A Low-Cost, Proven Community Practice To Help Opiate Addicted Parents
November 17, 2017
November 17, 2017
By Dennis D. Embry, Ph.D.
Addicted adults don’t make great parents at inception, pregnancy, or after birth: something that both science and common sense agree. I experienced that pain both as a child and as an adult child caring for an alcohol-addicted parent. As I write this, hundreds of thousands of babies, children and adult children are the walking wounded, victims of the opiate epidemic. Such pediatric exposure is not good[1-3], and much, much worse than what I was exposed to from alcohol. Addictions are awful for children, no matter what the drug of choice is by their parents. Opiates tend to have a faster negative effect on families, however. Both prenatal and postnatal exposure to opiates, alcohol or other drugs can have a horrific impact on children’s development. For example, half of the Ohio children taken into protective custody in 2015 were removed from their homes because of a parental drug addiction, according to the Public Children Services Association of Ohio.

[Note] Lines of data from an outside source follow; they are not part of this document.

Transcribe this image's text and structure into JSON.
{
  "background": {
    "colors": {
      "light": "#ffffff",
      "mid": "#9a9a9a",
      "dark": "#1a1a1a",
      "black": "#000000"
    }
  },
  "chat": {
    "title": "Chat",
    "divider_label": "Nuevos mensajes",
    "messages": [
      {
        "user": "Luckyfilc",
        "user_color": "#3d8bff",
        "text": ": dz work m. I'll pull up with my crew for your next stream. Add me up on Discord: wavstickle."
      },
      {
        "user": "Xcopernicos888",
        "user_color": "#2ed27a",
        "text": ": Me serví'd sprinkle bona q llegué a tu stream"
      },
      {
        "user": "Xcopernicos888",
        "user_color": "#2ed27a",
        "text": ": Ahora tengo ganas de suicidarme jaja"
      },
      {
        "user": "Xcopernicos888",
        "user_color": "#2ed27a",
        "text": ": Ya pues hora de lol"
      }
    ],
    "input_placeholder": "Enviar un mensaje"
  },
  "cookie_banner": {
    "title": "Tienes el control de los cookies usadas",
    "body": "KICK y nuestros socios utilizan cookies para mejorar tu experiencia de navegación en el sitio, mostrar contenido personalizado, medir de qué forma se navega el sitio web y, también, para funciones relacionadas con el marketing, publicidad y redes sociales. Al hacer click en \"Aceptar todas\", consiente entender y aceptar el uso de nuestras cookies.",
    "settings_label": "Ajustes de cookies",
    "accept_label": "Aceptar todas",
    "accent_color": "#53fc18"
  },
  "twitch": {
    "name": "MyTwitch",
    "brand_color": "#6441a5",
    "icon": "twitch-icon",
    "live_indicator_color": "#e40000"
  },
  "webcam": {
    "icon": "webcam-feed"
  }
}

Ohio—like most places—doesn’t have a superabundance of scientifically proven treatment strategies in every county, let alone every community. Narcan® can bring people back from near death, but it doesn’t necessarily lead to a clean and sober lifestyle. Most communities in America don’t’ have standard resources to treat opiate addicted parents. That is the bad news. The good news is that most communities have no idea of low-cost, evidence-based practices that can be implemented almost anywhere. And what is the miracle treatment?
Something called the Prize Bowl. You can order a book from Amazon to implement it, called Contingency Management by Dr. Nancy Petry. It’s something that can be done anywhere, and it doesn’t require a Ph.D., M.D. or clinical degrees to do. We’ve taught church-groups to use Dr. Petry’s “prize bowl” strategy. You can read more about this powerful science at the National Library of Medicine and other resources here:
So how does the Prize Bowl or Contingency Management work?
First, it’s important to remember that addictions are all about dopamine—the reward molecule. Dopamine is essential for human, and all critters for that matter. That includes the readers of this essay. Without dopamine, we’d never learn novel behaviors. The problem is that Mother Natures’ gift can be hijacked. All manner of human enterprises can hijack dopamine to turn a handsome profit: tobacco, gambling, cellphones, computer-games, legal, and illegal drugs.
Second, humans would still be slugs if they were never reinforced for trying new things, building new things, wondering about the other side of the hill, etc. Dopamine receptors are key to our increased intelligence and problem-solving abilities, as well as willingness to take a risk. Otherwise, none of us would be here.
One does not effectively get people off drugs by punishing them. We get people off drugs by reinforcing all manner of behaviors that lead to a better life: 1) being clean and sober using a variety of methods, 2) hanging out with people who are not using, 3) learning to do tasks and activities that enrich and improve our lives, 4) participating in counseling or recovery groups, and 5) engaging in healthy fun, and more.
The beauty of the Prize Bowl is that it can be done anywhere, by volunteers and funded by local resources. We’ve done it using faith-based groups or community groups. Local businesses and groups donated the rewards and prizes. For the faithful Network readers, the Prize Bowl is particularly effective for adolescents. To get the community moving on this powerful, proven strategy: read up on the materials, shout about it to law-enforcement and the medical people. Go see your elected officials, and tell them to call their governor’s office about using the Cure’s money for the Prize Bowl.
PS. The Prize Bowl procedures are in the public domain, and there are entities that can provide training and support on using it. Most communities can get prizes donated by local businesses and employers, which is what I’ve done in multiple jurisdictions.
Dennis Embry, President/Senior Scientist at PAXIS Institute – Dennis D. Embry is a prominent prevention scientist in the United States and Canada, trained as clinician and developmental and child psychologist. He is president/senior scientist at PAXIS Institute in Tucson, Arizona. Dennis Embry serves on the scientific advisory board for the Children’s Mental Health Network, the board of the Federation of Families for Children’s Mental Health, and the National Advisory Council of the U.S. Center for Mental Health Advisory Council.